VR tech helps students get a grip on real life situations
July 6, 2017
Virtual or augmented reality systems provide immersive and realistic experiences for students studying aircraft engineering and other challenging subjects.
At the Institute of Vocational Education – part of the Vocational Training Council – a team uses augmented reality (AR) and virtual reality (VR) systems to teach aircraft engineering and building maintenance.
“If we want STEM [science, technology, engineering and mathematics] education to be popular, it is important to let students have a more hands-on experience,” says Dr Eric Liu Sai-lok, the Vocational Training Council’s academic director of engineering.
The systems simulate workplace environments, putting students in situations they might encounter in real life – performing tasks like identifying safety hazards and conducting machine inspections in virtual plant rooms and aircraft hangars.
“We can produce simulations of unusual or dangerous cases, that may be [hard to replicate outside of the VR environment], and students can learn how to react,” Dr Liu continued. He added that it is difficult for trainers to arrange damaged equipment for students to practise on, so the VR and AR technologies plug this gap without compromising safety.
Jack Zeng Enze, a Year Two student in aircraft maintenance engineering, said that the simulations give him practical hands-on experience instead of simply studying and memorising details on paper.
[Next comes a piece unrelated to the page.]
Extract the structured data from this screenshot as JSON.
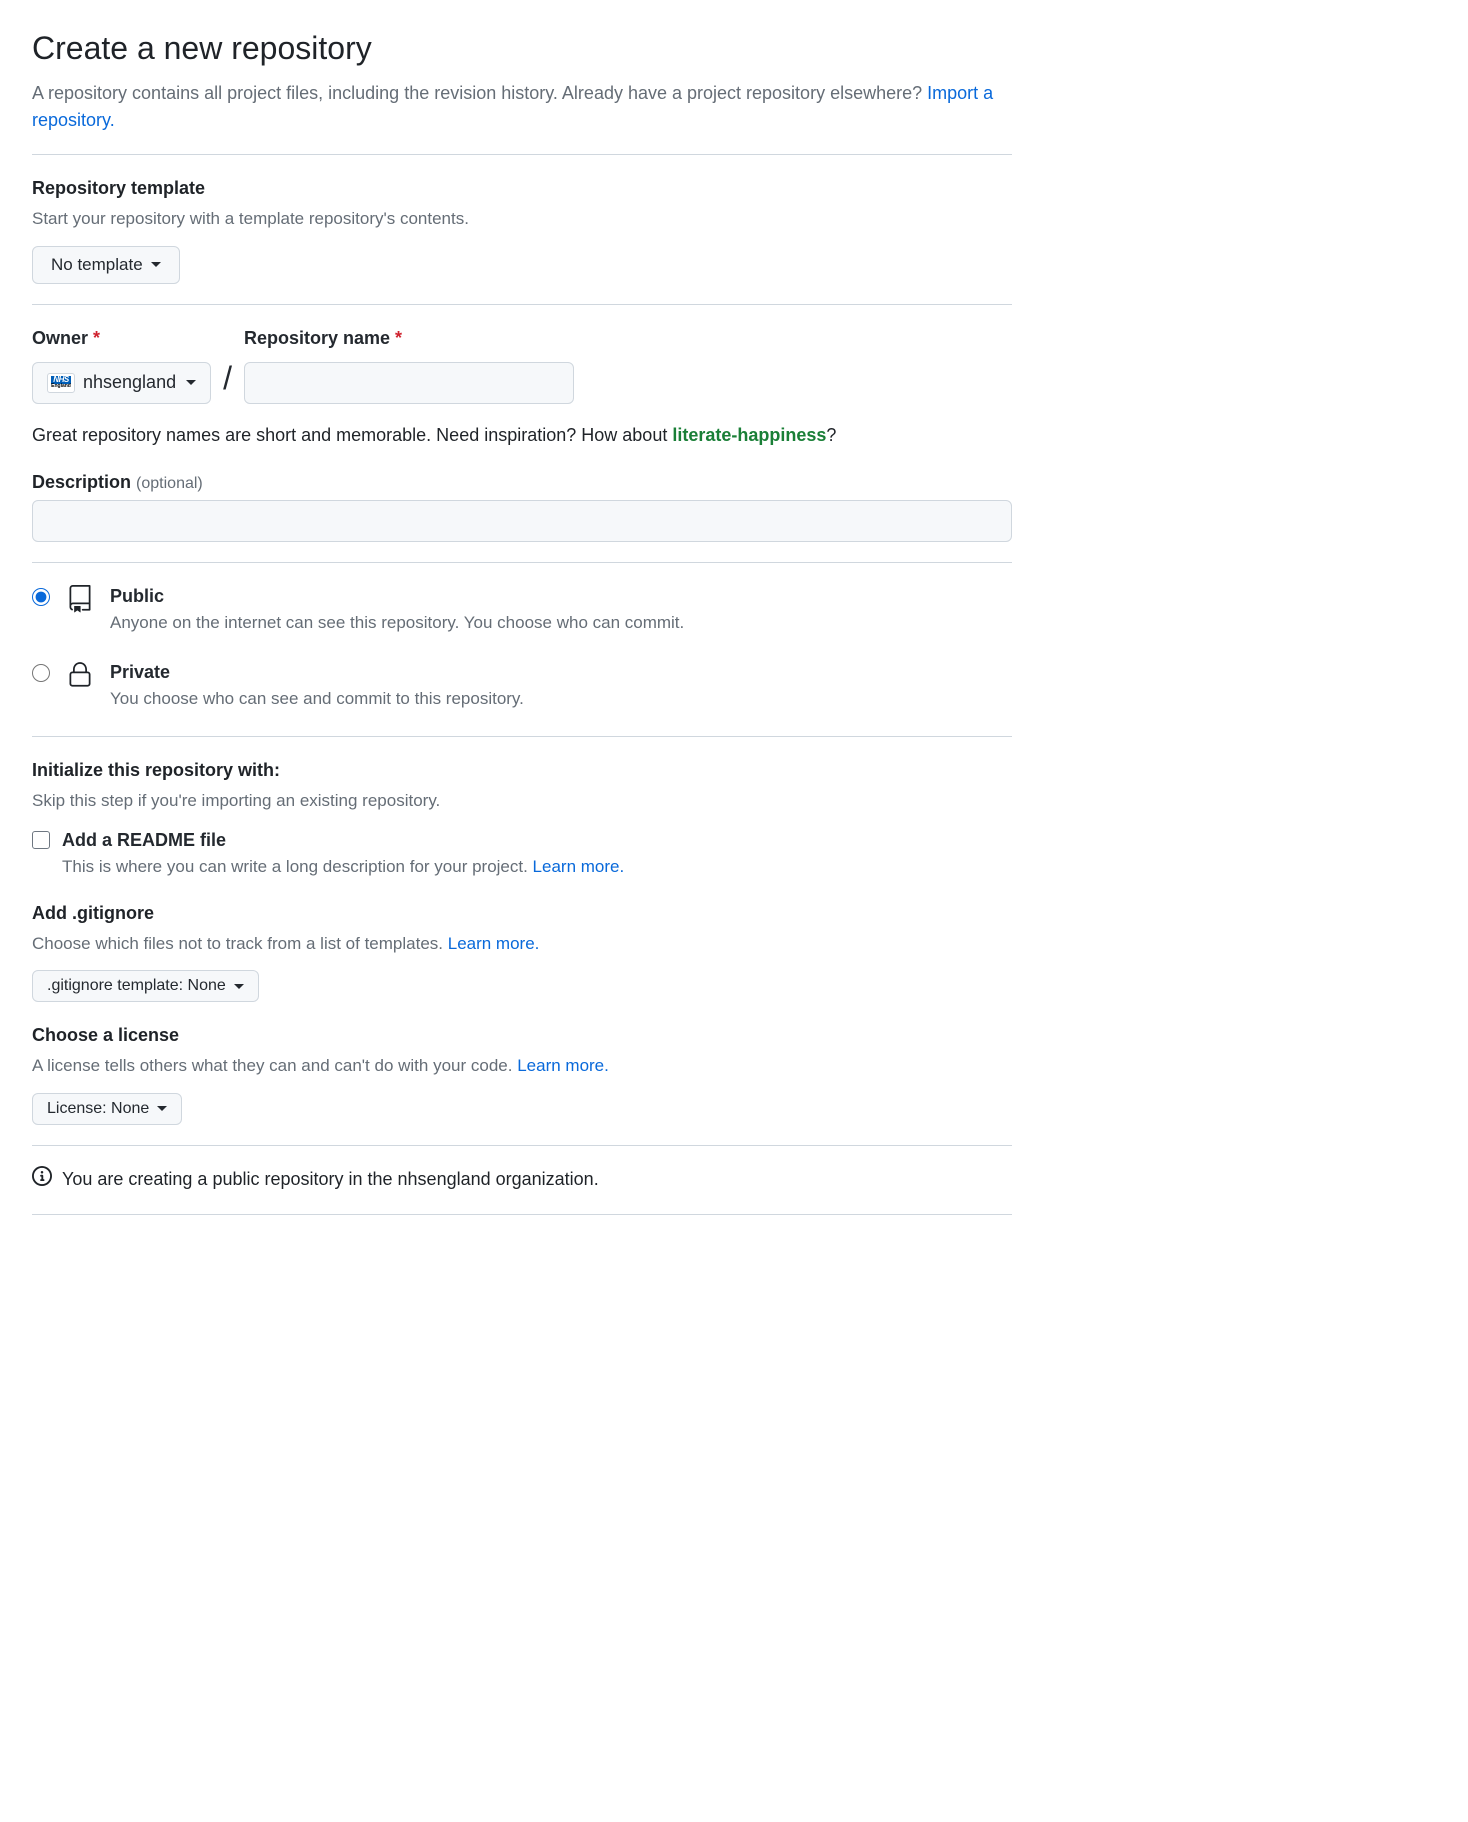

The team hopes to apply the technologies in other courses, such as tourism, health care and arboriculture – project officer Kelvin To King-ting relates that students could practise how to fell trees in a safe and environmentally friendly manner.
Dr Liu concludes, “If you only deliver theory, it is difficult to understand. Youngsters like more visualisation and a more interactive way of learning.”
Adapted with permission from the South China Morning Post